“In the Loop,” Al Kamen’s indispensable guide to official Washington for 23 years and one of The Post’s proud institutions, puts down its pen today.

The column started as a temporary assignment for Kamen to chronicle the launch of the Clinton presidency. It was called “In Transition.” Kamen deployed his sometimes ouch-inducing wit and the delicious intelligence provided by his extensive contacts and turned the column into a Washington must-read.

Today, looking back on the column’s high points, he writes:
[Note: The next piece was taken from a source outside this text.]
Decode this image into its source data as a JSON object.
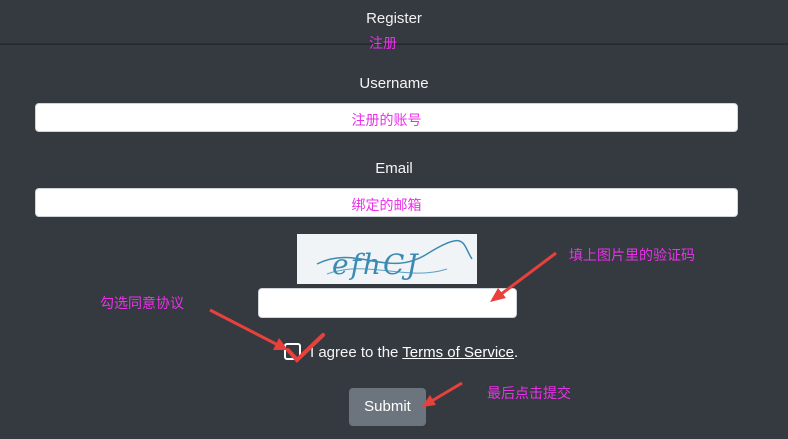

A 2010 column noted that the “hapless” and “increasingly loopy” Japanese Prime Minister Yukio Hatoyama was the biggest loser at a Washington summit for failing to score a private meeting with President Obama.
The Japanese media went wild. “Loopy” suddenly became a popular phrase in Japan, where it was printed on T-shirts (in English) with a sketch of Hatoyama. Hatoyama conceded to Japanese lawmakers: “As The Washington Post says, I may certainly be a foolish prime minister.” He was out within weeks.
I’ve written often about codels — trips by congressional delegations to find elusive foreign policy. Although apparently difficult to find, it seems to be seasonal, requiring trips to Europe in the spring and summer and to Latin America (Iguazu Falls, the Galapagos and Rio) or Southeast Asia in the colder months.
Readers sometimes ask why I write about them so much.
Answer: Jealousy.

Al, we miss you already.

Read today’s full adieu here.